◆ EXERCISE: Look through the material below for "https". Copy every line that contains it.

◆ RECORDS FOR PROCESSING:
▼
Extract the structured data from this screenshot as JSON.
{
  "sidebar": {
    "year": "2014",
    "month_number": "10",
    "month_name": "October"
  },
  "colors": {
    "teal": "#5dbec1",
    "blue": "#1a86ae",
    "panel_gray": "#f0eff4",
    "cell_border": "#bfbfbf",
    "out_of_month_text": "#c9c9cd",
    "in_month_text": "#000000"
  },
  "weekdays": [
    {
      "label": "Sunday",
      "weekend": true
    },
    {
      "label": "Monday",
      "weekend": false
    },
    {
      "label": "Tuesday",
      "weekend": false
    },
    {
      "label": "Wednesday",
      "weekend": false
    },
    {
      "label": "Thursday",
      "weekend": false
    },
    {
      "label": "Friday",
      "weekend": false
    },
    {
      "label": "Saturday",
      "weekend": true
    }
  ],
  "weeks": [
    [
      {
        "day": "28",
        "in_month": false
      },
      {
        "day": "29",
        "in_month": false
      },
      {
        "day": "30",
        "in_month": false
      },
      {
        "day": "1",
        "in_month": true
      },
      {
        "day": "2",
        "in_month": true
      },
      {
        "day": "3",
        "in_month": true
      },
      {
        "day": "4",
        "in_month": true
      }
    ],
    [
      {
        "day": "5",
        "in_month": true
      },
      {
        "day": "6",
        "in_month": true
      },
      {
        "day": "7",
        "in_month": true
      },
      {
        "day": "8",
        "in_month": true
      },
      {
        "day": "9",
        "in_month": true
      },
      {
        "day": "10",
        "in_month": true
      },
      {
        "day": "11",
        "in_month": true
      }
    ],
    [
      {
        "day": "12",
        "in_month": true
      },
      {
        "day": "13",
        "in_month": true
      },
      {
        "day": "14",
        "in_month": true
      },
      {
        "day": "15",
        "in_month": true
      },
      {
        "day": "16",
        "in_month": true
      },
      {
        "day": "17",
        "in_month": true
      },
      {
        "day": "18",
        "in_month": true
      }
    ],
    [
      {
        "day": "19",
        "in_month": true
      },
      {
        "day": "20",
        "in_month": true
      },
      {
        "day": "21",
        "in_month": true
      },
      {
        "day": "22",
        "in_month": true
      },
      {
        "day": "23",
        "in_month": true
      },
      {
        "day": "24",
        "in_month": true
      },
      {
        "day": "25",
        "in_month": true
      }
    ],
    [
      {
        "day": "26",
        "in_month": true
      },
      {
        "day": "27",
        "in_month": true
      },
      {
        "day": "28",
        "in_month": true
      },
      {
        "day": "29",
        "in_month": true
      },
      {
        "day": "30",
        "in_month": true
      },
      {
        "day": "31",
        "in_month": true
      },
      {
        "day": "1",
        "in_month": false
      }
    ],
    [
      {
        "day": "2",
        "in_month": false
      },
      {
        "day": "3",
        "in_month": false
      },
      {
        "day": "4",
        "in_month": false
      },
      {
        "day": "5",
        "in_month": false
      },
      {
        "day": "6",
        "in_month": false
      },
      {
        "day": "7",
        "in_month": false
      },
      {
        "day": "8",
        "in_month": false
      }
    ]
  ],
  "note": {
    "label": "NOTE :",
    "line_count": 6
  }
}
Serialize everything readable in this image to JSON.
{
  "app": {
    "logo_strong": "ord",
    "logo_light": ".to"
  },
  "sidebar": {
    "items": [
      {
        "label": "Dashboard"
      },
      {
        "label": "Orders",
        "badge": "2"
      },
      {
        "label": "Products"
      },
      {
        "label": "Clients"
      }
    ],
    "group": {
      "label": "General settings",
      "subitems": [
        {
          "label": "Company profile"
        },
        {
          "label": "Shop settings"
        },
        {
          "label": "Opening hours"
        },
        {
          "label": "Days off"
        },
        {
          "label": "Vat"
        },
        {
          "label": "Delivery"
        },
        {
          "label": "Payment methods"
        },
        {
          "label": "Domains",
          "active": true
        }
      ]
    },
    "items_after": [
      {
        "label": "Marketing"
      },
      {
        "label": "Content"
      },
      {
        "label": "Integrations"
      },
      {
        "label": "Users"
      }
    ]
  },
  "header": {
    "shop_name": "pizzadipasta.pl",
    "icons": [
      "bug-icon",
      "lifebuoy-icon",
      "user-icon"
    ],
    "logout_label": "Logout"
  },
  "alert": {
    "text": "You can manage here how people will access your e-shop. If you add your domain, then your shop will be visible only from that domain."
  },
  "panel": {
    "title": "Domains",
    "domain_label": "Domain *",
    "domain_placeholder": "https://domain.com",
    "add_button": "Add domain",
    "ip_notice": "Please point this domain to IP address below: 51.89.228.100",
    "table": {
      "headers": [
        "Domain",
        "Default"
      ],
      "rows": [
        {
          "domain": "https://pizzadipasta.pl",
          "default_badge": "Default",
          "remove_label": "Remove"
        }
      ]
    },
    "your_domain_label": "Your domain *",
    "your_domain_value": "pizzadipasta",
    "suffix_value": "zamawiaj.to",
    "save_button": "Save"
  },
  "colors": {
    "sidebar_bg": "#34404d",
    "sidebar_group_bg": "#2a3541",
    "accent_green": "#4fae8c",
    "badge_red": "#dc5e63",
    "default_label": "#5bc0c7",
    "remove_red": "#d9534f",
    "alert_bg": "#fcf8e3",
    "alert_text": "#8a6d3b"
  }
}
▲
◆ REPLY TO THE TASK:
    "domain_placeholder": "https://domain.com",
          "domain": "https://pizzadipasta.pl",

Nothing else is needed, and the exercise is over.